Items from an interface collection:
☆ ☆ ☆ ☆ ☆

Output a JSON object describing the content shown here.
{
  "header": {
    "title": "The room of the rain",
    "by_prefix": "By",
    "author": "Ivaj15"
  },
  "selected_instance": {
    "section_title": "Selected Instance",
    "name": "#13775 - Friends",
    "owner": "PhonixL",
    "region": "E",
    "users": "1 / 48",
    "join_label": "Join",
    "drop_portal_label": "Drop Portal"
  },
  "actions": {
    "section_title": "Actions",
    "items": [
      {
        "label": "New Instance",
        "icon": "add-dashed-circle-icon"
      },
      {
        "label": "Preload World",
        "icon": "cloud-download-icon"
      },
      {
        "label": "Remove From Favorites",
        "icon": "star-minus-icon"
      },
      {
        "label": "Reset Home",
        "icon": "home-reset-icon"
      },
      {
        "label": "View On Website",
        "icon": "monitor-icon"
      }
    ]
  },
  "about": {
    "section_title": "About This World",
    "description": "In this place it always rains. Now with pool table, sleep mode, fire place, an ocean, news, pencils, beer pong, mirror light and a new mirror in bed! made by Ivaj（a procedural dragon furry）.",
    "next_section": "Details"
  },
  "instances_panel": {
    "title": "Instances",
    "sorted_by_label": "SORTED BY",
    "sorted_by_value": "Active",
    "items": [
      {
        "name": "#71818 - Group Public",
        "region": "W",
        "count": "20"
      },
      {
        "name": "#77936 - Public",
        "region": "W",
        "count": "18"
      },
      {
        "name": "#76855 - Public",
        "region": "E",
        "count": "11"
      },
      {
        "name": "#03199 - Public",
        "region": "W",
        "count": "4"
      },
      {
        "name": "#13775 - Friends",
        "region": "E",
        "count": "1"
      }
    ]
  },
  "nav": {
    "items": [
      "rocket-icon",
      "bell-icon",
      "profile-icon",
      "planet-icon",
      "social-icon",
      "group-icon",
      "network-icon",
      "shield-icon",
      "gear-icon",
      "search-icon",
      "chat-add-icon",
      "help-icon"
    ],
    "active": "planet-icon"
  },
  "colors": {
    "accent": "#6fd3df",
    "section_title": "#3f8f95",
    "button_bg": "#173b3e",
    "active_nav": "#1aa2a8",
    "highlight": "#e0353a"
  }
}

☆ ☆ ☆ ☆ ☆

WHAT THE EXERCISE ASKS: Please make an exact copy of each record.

EXPECTED ANSWER:
Output a JSON object describing the content shown here.
{
  "header": {
    "title": "The room of the rain",
    "by_prefix": "By",
    "author": "Ivaj15"
  },
  "selected_instance": {
    "section_title": "Selected Instance",
    "name": "#13775 - Friends",
    "owner": "PhonixL",
    "region": "E",
    "users": "1 / 48",
    "join_label": "Join",
    "drop_portal_label": "Drop Portal"
  },
  "actions": {
    "section_title": "Actions",
    "items": [
      {
        "label": "New Instance",
        "icon": "add-dashed-circle-icon"
      },
      {
        "label": "Preload World",
        "icon": "cloud-download-icon"
      },
      {
        "label": "Remove From Favorites",
        "icon": "star-minus-icon"
      },
      {
        "label": "Reset Home",
        "icon": "home-reset-icon"
      },
      {
        "label": "View On Website",
        "icon": "monitor-icon"
      }
    ]
  },
  "about": {
    "section_title": "About This World",
    "description": "In this place it always rains. Now with pool table, sleep mode, fire place, an ocean, news, pencils, beer pong, mirror light and a new mirror in bed! made by Ivaj（a procedural dragon furry）.",
    "next_section": "Details"
  },
  "instances_panel": {
    "title": "Instances",
    "sorted_by_label": "SORTED BY",
    "sorted_by_value": "Active",
    "items": [
      {
        "name": "#71818 - Group Public",
        "region": "W",
        "count": "20"
      },
      {
        "name": "#77936 - Public",
        "region": "W",
        "count": "18"
      },
      {
        "name": "#76855 - Public",
        "region": "E",
        "count": "11"
      },
      {
        "name": "#03199 - Public",
        "region": "W",
        "count": "4"
      },
      {
        "name": "#13775 - Friends",
        "region": "E",
        "count": "1"
      }
    ]
  },
  "nav": {
    "items": [
      "rocket-icon",
      "bell-icon",
      "profile-icon",
      "planet-icon",
      "social-icon",
      "group-icon",
      "network-icon",
      "shield-icon",
      "gear-icon",
      "search-icon",
      "chat-add-icon",
      "help-icon"
    ],
    "active": "planet-icon"
  },
  "colors": {
    "accent": "#6fd3df",
    "section_title": "#3f8f95",
    "button_bg": "#173b3e",
    "active_nav": "#1aa2a8",
    "highlight": "#e0353a"
  }
}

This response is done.